But it wasn’t just teenage rebellion. A close friend had just died by suicide, and my grief sparked a huge faith crisis. I felt isolated from halacha (Jewish law); it seemed silly and make-believe, easy to dismiss. I was angry at God (if there even was one) for letting my friend die, my parents for enforcing a Jewish lifestyle that I had increasingly less interest in, and myself for not really knowing what I wanted or being brave enough to take it.
It all got a lot easier when I left home for college and put Judaism on the back burner. I needed a break from the potent emotions involved in navigating religious skepticism. This very purposeful choice was not, I admit, a healthy one.

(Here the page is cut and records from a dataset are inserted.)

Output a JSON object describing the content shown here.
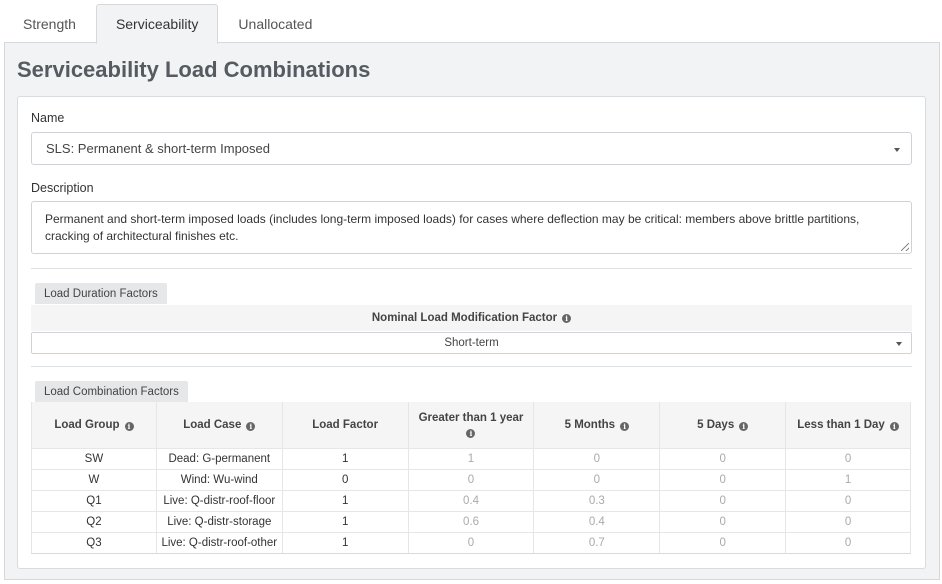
{
  "tabs": [
    {
      "label": "Strength"
    },
    {
      "label": "Serviceability"
    },
    {
      "label": "Unallocated"
    }
  ],
  "panel_title": "Serviceability Load Combinations",
  "name_field": {
    "label": "Name",
    "value": "SLS: Permanent & short-term Imposed"
  },
  "description_field": {
    "label": "Description",
    "value": "Permanent and short-term imposed loads (includes long-term imposed loads) for cases where deflection may be critical: members above brittle partitions, cracking of architectural finishes etc."
  },
  "duration_section": {
    "label": "Load Duration Factors",
    "header": "Nominal Load Modification Factor",
    "selected": "Short-term"
  },
  "combination_section": {
    "label": "Load Combination Factors",
    "columns": [
      "Load Group",
      "Load Case",
      "Load Factor",
      "Greater than 1 year",
      "5 Months",
      "5 Days",
      "Less than 1 Day"
    ],
    "rows": [
      [
        "SW",
        "Dead: G-permanent",
        "1",
        "1",
        "0",
        "0",
        "0"
      ],
      [
        "W",
        "Wind: Wu-wind",
        "0",
        "0",
        "0",
        "0",
        "1"
      ],
      [
        "Q1",
        "Live: Q-distr-roof-floor",
        "1",
        "0.4",
        "0.3",
        "0",
        "0"
      ],
      [
        "Q2",
        "Live: Q-distr-storage",
        "1",
        "0.6",
        "0.4",
        "0",
        "0"
      ],
      [
        "Q3",
        "Live: Q-distr-roof-other",
        "1",
        "0",
        "0.7",
        "0",
        "0"
      ]
    ]
  },
  "icons": {
    "info": "info-circle-icon",
    "caret": "caret-down-icon",
    "resize": "resize-grip-icon"
  },
  "colors": {
    "panel_bg": "#f2f3f4",
    "title": "#555b61",
    "muted_value": "#aaaaaa"
  }
}
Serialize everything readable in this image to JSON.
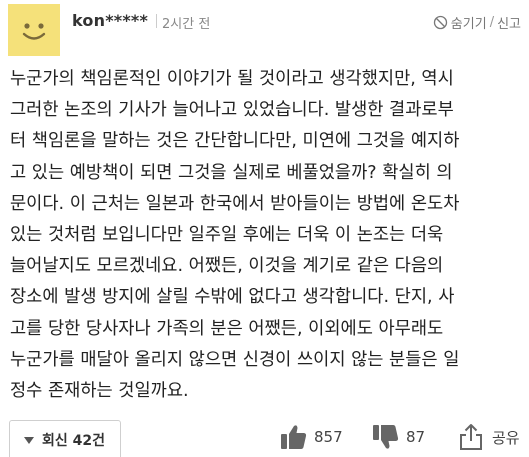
{
  "comment": {
    "username": "kon*****",
    "time": "2시간 전",
    "hide_label": "숨기기",
    "report_label": "신고",
    "divider": "/",
    "lines": [
      "누군가의 책임론적인 이야기가 될 것이라고 생각했지만, 역시",
      "그러한 논조의 기사가 늘어나고 있었습니다. 발생한 결과로부",
      "터 책임론을 말하는 것은 간단합니다만, 미연에 그것을 예지하",
      "고 있는 예방책이 되면 그것을 실제로 베풀었을까? 확실히 의",
      "문이다. 이 근처는 일본과 한국에서 받아들이는 방법에 온도차",
      "있는 것처럼 보입니다만 일주일 후에는 더욱 이 논조는 더욱",
      "늘어날지도 모르겠네요. 어쨌든, 이것을 계기로 같은 다음의",
      "장소에 발생 방지에 살릴 수밖에 없다고 생각합니다. 단지, 사",
      "고를 당한 당사자나 가족의 분은 어쨌든, 이외에도 아무래도",
      "누군가를 매달아 올리지 않으면 신경이 쓰이지 않는 분들은 일",
      "정수 존재하는 것일까요."
    ]
  },
  "footer": {
    "reply_label": "회신 42건",
    "like_count": "857",
    "dislike_count": "87",
    "share_label": "공유"
  },
  "icons": {
    "avatar": "smiley-face-avatar",
    "hide": "ban-icon",
    "reply": "triangle-down-icon",
    "like": "thumbs-up-icon",
    "dislike": "thumbs-down-icon",
    "share": "share-icon"
  },
  "colors": {
    "avatar_bg": "#f5e17a",
    "text": "#222222",
    "muted": "#888888"
  }
}
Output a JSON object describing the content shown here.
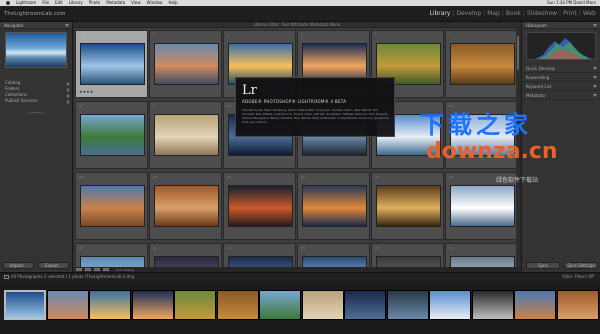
{
  "menubar": {
    "items": [
      "Lightroom",
      "File",
      "Edit",
      "Library",
      "Photo",
      "Metadata",
      "View",
      "Window",
      "Help"
    ],
    "status": "Sun 1:34 PM  David Marx"
  },
  "identity": {
    "title": "TheLightroomLab.com"
  },
  "modules": [
    "Library",
    "Develop",
    "Map",
    "Book",
    "Slideshow",
    "Print",
    "Web"
  ],
  "left_panel": {
    "navigator_label": "Navigator",
    "sections": [
      "Catalog",
      "Folders",
      "Collections",
      "Publish Services"
    ],
    "import_label": "Import...",
    "export_label": "Export..."
  },
  "right_panel": {
    "histogram_label": "Histogram",
    "rows": [
      {
        "label": "Quick Develop",
        "value": ""
      },
      {
        "label": "Keywording",
        "value": ""
      },
      {
        "label": "Keyword List",
        "value": ""
      },
      {
        "label": "Metadata",
        "value": ""
      }
    ],
    "sync_label": "Sync",
    "sync_settings_label": "Sync Settings"
  },
  "grid": {
    "filter_label": "Library Filter:  Text  Attribute  Metadata  None",
    "rows": [
      [
        {
          "id": "2",
          "colors": [
            "#1a4d8a",
            "#9fc4e6",
            "#2a5577"
          ],
          "selected": true,
          "stars": "★★★★"
        },
        {
          "id": "3",
          "colors": [
            "#6a89b0",
            "#d08a5f",
            "#3d4c63"
          ],
          "selected": false,
          "stars": ""
        },
        {
          "id": "4",
          "colors": [
            "#3b6fa8",
            "#f6c15a",
            "#234866"
          ],
          "selected": false,
          "stars": ""
        },
        {
          "id": "5",
          "colors": [
            "#1c2f55",
            "#f2a660",
            "#162b45"
          ],
          "selected": false,
          "stars": ""
        },
        {
          "id": "6",
          "colors": [
            "#6b8a3a",
            "#c49a3c",
            "#3e5a2a"
          ],
          "selected": false,
          "stars": ""
        },
        {
          "id": "7",
          "colors": [
            "#8a5a26",
            "#c88a3e",
            "#5a3a1a"
          ],
          "selected": false,
          "stars": ""
        }
      ],
      [
        {
          "id": "8",
          "colors": [
            "#7aa6d1",
            "#3c7a3a",
            "#4a6f8f"
          ],
          "selected": false,
          "stars": ""
        },
        {
          "id": "9",
          "colors": [
            "#b8a27c",
            "#e3d4b6",
            "#8c7756"
          ],
          "selected": false,
          "stars": ""
        },
        {
          "id": "10",
          "colors": [
            "#1a2a48",
            "#4d6e96",
            "#0e1a30"
          ],
          "selected": false,
          "stars": ""
        },
        {
          "id": "11",
          "colors": [
            "#2a3a4a",
            "#6a8aa8",
            "#1a2430"
          ],
          "selected": false,
          "stars": ""
        },
        {
          "id": "12",
          "colors": [
            "#5a8ccf",
            "#e8eef5",
            "#3d6a8e"
          ],
          "selected": false,
          "stars": ""
        },
        {
          "id": "13",
          "colors": [
            "#8fb0d8",
            "#e4e9f0",
            "#5a7ca6"
          ],
          "selected": false,
          "stars": ""
        }
      ],
      [
        {
          "id": "14",
          "colors": [
            "#4c78b2",
            "#c9824a",
            "#7a4a2a"
          ],
          "selected": false,
          "stars": ""
        },
        {
          "id": "15",
          "colors": [
            "#a05a2a",
            "#d8a06a",
            "#6a3a1a"
          ],
          "selected": false,
          "stars": ""
        },
        {
          "id": "16",
          "colors": [
            "#1a2030",
            "#c85a2a",
            "#2a1a1a"
          ],
          "selected": false,
          "stars": ""
        },
        {
          "id": "17",
          "colors": [
            "#2a3a5a",
            "#e08a3a",
            "#1a2a4a"
          ],
          "selected": false,
          "stars": ""
        },
        {
          "id": "18",
          "colors": [
            "#5a3a1a",
            "#e0b060",
            "#3a2410"
          ],
          "selected": false,
          "stars": ""
        },
        {
          "id": "19",
          "colors": [
            "#8aa8c8",
            "#ffffff",
            "#4a6a8a"
          ],
          "selected": false,
          "stars": ""
        }
      ],
      [
        {
          "id": "20",
          "colors": [
            "#5a8ab8",
            "#9ab8d8",
            "#3a5a7a"
          ],
          "selected": false,
          "stars": ""
        },
        {
          "id": "21",
          "colors": [
            "#2a2a3a",
            "#5a5a7a",
            "#1a1a2a"
          ],
          "selected": false,
          "stars": ""
        },
        {
          "id": "22",
          "colors": [
            "#1a2a4a",
            "#5a7aa8",
            "#0e1a2e"
          ],
          "selected": false,
          "stars": ""
        },
        {
          "id": "23",
          "colors": [
            "#2a4a7a",
            "#8ab0d8",
            "#1a2a4a"
          ],
          "selected": false,
          "stars": ""
        },
        {
          "id": "24",
          "colors": [
            "#3a3a3a",
            "#6a6a6a",
            "#2a2a2a"
          ],
          "selected": false,
          "stars": ""
        },
        {
          "id": "25",
          "colors": [
            "#6a7a8a",
            "#b8c8d8",
            "#4a5a6a"
          ],
          "selected": false,
          "stars": ""
        }
      ]
    ]
  },
  "toolbar": {
    "sort_label": "Sort: Rating"
  },
  "filmstrip_bar": {
    "left_text": "All Photographs   2 selected / 1 photo /TheLightroomLab-1.dng",
    "filter_label": "Filter:",
    "filter_value": "Filters Off"
  },
  "filmstrip": [
    {
      "colors": [
        "#1a4d8a",
        "#9fc4e6"
      ],
      "selected": true
    },
    {
      "colors": [
        "#6a89b0",
        "#d08a5f"
      ],
      "selected": false
    },
    {
      "colors": [
        "#3b6fa8",
        "#f6c15a"
      ],
      "selected": false
    },
    {
      "colors": [
        "#1c2f55",
        "#f2a660"
      ],
      "selected": false
    },
    {
      "colors": [
        "#6b8a3a",
        "#c49a3c"
      ],
      "selected": false
    },
    {
      "colors": [
        "#8a5a26",
        "#c88a3e"
      ],
      "selected": false
    },
    {
      "colors": [
        "#7aa6d1",
        "#3c7a3a"
      ],
      "selected": false
    },
    {
      "colors": [
        "#b8a27c",
        "#e3d4b6"
      ],
      "selected": false
    },
    {
      "colors": [
        "#1a2a48",
        "#4d6e96"
      ],
      "selected": false
    },
    {
      "colors": [
        "#2a3a4a",
        "#6a8aa8"
      ],
      "selected": false
    },
    {
      "colors": [
        "#5a8ccf",
        "#e8eef5"
      ],
      "selected": false
    },
    {
      "colors": [
        "#2a2a2a",
        "#bfbfbf"
      ],
      "selected": false
    },
    {
      "colors": [
        "#4c78b2",
        "#c9824a"
      ],
      "selected": false
    },
    {
      "colors": [
        "#a05a2a",
        "#d8a06a"
      ],
      "selected": false
    }
  ],
  "splash": {
    "logo": "Lr",
    "product": "ADOBE® PHOTOSHOP® LIGHTROOM® 4 BETA",
    "credits": "Thomas Knoll, Mark Hamburg, Kevin Tieskoetter, Troy Gaul, Zalman Stern, Max Wendt, Eric Scouten, Ben Zibble, Julie Kmoch, Donna Chan, Jeff Van de Walker, Melissa Itamura, Tom Hogarty, Sharad Mangalick, Becky Sowada, Ben Warde, Ruth Orlikowski, Craig Marble, Chris Cox, Julieanne Kost, Jerry Harris"
  },
  "watermark": {
    "cn": "下载之家",
    "en": "downza.cn",
    "sub": "绿色软件下载站"
  },
  "colors": {
    "grid_bg": "#3c3c3c",
    "panel_bg": "#333333",
    "selected_cell": "#a8a8a8",
    "watermark_blue": "#1b73ff",
    "watermark_orange": "#e7612b"
  }
}
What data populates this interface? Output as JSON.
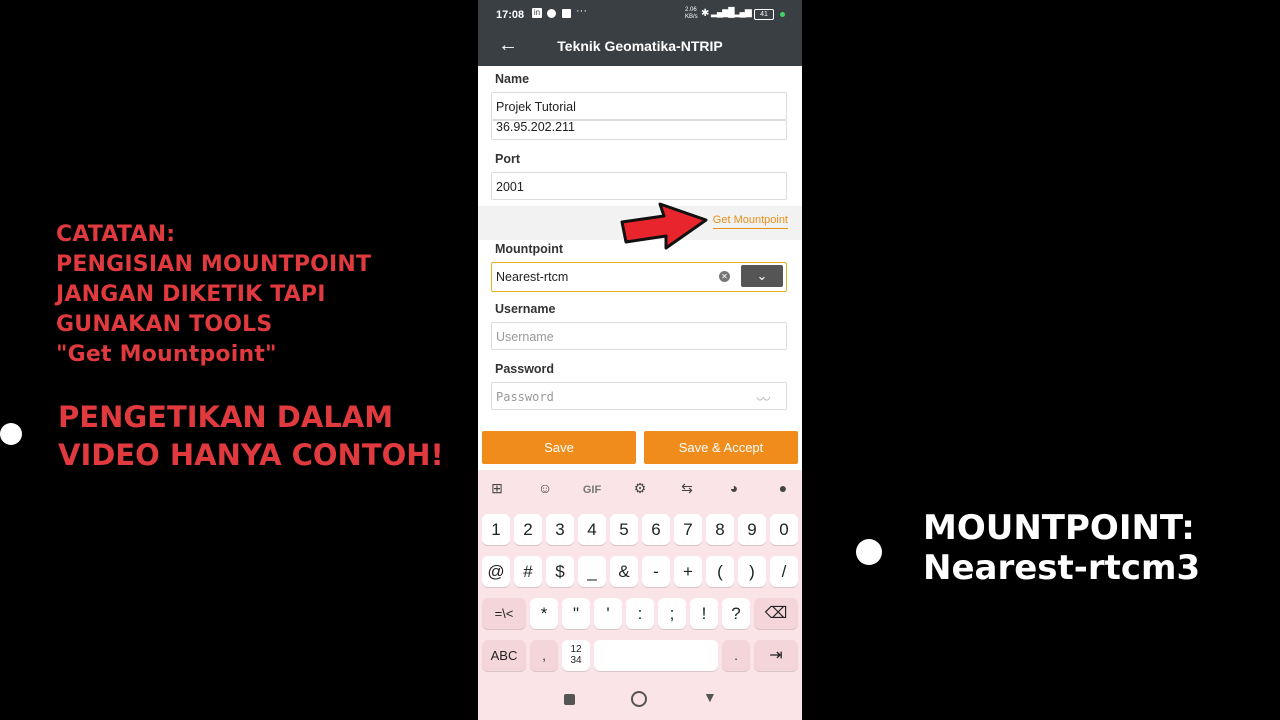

Still, I trundled along in determined religious apathy — until a year ago, when our toddler began coming home from gan (Israeli kindergarten) with what I can only describe as religious fervor.
He found wonder in every festival — the gleam of the menorah, dancing on Simchat Torah, the blare of the shofar. He sang “Lecha Dodi” to his stuffed toys as he lay in bed at night. He pointed out every kippah that he saw with ear-splitting excitement.
His joy was irresistible and, instinctively, I wanted in.
So one Friday, I offered to light the Shabbat candles together. It was the first time I’d voluntarily lit candles in over a decade. Striking the match, and watching his eyes light up, I didn’t feel awkward, as I’d expected. I felt happy. I was excited to pass on this Jewish tradition to him. That such a small act could be the source of shared delight encouraged me to do more.
Before long, we were jamming to “Shalom Aleichem” on his toy xylophone and clapping along to the Birkat Hamazon (Grace After Meals) as he sat on my lap. It was only a hop, skip and an “amen” until I teared up over his Shema.
Motherhood has given me the permission — and confidence — to become somebody I don’t recognize. At 17, I assumed that my Jewish identity would always be convoluted, riddled with guilt, self-consciousness and pride. But I don’t have time to indulge those emotions when other things are more important, like jostling through the crowd at synagogue to let my son kiss the Torah as it parades past, just to hear him gush about it all walk home.
How lucky I am to get a second chance to see how joyful Judaism can be through a child’s eyes. And this time, I won’t lose sight of it.